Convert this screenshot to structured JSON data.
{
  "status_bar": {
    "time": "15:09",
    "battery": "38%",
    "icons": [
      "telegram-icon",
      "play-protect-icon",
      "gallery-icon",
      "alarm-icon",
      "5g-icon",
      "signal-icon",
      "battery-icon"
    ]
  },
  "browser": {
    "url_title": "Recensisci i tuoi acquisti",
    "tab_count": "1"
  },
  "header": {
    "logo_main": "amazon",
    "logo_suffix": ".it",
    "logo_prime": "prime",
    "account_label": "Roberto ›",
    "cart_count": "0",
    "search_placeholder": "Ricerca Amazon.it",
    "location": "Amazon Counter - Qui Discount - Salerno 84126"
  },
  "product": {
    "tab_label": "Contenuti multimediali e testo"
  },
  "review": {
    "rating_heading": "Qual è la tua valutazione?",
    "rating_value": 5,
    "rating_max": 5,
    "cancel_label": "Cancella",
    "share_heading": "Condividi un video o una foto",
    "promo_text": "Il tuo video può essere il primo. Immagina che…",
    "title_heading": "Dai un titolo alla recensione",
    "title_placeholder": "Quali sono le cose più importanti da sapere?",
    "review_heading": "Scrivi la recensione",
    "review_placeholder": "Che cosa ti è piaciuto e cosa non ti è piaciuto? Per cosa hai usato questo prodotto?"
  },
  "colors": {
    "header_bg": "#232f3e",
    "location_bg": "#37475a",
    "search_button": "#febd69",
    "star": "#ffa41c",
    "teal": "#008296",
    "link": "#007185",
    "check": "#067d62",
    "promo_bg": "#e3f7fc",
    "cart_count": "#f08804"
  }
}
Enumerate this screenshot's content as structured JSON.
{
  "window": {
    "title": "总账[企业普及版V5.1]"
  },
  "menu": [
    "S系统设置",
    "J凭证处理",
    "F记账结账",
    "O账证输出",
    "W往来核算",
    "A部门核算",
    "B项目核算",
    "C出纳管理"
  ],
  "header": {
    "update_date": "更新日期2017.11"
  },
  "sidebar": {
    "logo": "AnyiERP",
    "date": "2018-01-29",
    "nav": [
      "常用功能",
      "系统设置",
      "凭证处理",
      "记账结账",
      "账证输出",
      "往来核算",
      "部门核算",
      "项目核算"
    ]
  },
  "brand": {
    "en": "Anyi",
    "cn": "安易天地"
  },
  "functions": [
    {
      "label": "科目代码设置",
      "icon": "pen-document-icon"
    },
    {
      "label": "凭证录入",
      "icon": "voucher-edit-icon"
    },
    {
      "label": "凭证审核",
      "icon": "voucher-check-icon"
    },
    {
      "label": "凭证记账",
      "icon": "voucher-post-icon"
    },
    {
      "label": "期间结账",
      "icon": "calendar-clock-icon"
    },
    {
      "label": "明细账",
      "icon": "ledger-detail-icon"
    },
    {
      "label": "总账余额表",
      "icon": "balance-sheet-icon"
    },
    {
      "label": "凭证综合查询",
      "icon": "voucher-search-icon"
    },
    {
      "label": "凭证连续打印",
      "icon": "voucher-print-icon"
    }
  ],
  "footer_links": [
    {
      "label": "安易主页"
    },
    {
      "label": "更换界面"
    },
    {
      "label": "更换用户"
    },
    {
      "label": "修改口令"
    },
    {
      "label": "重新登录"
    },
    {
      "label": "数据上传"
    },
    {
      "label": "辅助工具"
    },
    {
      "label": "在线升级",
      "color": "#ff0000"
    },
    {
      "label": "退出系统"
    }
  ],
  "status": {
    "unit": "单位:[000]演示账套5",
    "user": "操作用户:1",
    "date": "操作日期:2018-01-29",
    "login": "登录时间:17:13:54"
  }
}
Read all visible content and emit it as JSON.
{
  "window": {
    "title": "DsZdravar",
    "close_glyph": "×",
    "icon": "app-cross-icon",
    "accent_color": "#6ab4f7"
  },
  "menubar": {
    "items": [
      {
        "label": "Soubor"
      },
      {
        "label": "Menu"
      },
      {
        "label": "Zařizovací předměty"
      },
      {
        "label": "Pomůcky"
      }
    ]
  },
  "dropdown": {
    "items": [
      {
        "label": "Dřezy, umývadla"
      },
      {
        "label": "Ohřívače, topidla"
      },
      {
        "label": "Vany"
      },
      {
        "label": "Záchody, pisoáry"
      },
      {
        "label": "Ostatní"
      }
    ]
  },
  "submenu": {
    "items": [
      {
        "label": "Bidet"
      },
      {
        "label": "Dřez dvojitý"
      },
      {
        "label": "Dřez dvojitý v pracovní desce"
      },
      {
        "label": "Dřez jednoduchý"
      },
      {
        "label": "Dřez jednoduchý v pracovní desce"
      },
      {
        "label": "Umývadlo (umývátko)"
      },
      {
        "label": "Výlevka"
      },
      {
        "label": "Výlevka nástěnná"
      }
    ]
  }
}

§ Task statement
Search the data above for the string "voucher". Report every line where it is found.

§ Answer to the exercise
      "icon": "voucher-edit-icon"
      "icon": "voucher-check-icon"
      "icon": "voucher-post-icon"
      "icon": "voucher-search-icon"
      "icon": "voucher-print-icon"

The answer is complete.